If a movement is going to lead America, it had better look like America.

That’s a fact conservatives have come to grips with in recent years as the nation undergoes significant demographic shifts. And it’s something Sen. Tim Scott, R-S.C., spoke to Thursday night as he stood before dozens of conservatives from minority backgrounds.

America needs “future generations of conservatives who will look like America,” he said, because conservative principles serve the good of all Americans.

The evening, hosted by the Empower America Project—a group that trains diverse leaders to be public servants—kicked off its Leaders Conference and featured prominent black conservatives, including Maryland Lt. Gov. Boyd Rutherford, a Republican, and Heritage Foundation President Kay Coles James.

Scott spoke of his own upbringing and unlikely rise to the Senate.

The child of divorced parents, Scott flunked out of high school and failed Spanish, English, world geography, and civics. His trajectory was not initially promising.

But failure did not get the last word.

“Through the powerful prayers of a super-duper mother and an amazing mentor, I started getting my life back on track,” Scott said.

Part of the reason for launching the Empower America Project, he said, was to cultivate young people like himself who had untapped gifts—people who might produce “the greatest uprising from the strangest places.”

Such an uprising, he said, could decisively shape the future of American politics.

“We believe that the best this nation has ever seen is coming,” he said.

Heritage’s James sounded a note of similar optimism as she took the podium. Her charge was simple, yet revolutionary in our day of scorched-earth politics: Go out and “win” the other side rather than defeating them.

“Win them with your reason, with your logic,” she said. “But more importantly, win them with your heart and love for them.”

That task may be a challenge, but it’s not as hard as we make it out to be.

James noted that there are many, many people who “are with us in their philosophy but who might not know it yet.” Anonymous conservatives, if you will. They are women, minorities, young people—“groups not traditionally conservative.”
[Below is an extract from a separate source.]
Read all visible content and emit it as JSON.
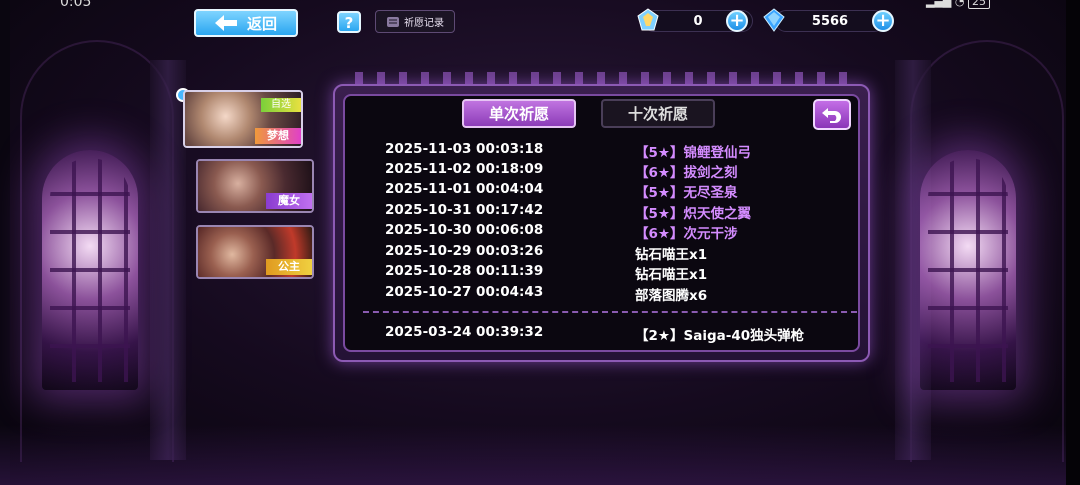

“We’re going to need all of them,” she added, “if we’re going to stop the far-left’s radical, intolerant, and socialist agenda.”

These people are not only commonsense allies, but will actually help the movement look more like America itself.

“We need to represent the diversity of our nation,” James said. And minority leaders are uniquely positioned to lead and grow the movement.

“There are places that we can go as minorities and women that others cannot go,” she said. “There are things we can say that they dare not say. There are arguments that we can make with a certain authenticity. And so we should make them.”

These converts to our cause need not embrace the label “conservative” if that’s an obstacle to them. Instead, James offered an alternative: the label “solutionist.”

And conservatives need not fear that label, she said, because “our solutions work.”

James noted that a “solutionist” might even initially be a supporter of Sen. Bernie Sanders, I-Vt.

Conservatives shouldn’t write such people off, she said, because “we are more alike than different.” Rather than alienate them, we should look for common concerns and motivations, and ultimately persuade them that conservative policies are the solution to the problems we all want to fix.

But James sent a clear message to Sanders supporters as well: “You don’t care more about poor people than I do. I just happen to have different, and indeed, better solutions for how to lift people out of poverty.”

Those solutions are personal for James as someone who rose out of poverty.

“I’m not a conservative in spite of the fact that I came out of poverty,” she said. “I am a conservative because of that.”

James noted that the left’s policies have actually “brought harm to the very people that they intended to help.”

Ed Feulner, a co-founder of The Heritage Foundation and so far its longest-serving president, often shared his approach to political life: Conservatives must add and multiply, not divide and subtract.

Surely that mindset is essential for conservatives living in a diverse America—being willing to partner with others, issue by issue, whoever they are, for the good of the country.

If conservatives embrace that approach, as the attendees of Thursday’s dinner appeared to, the future is indeed bright.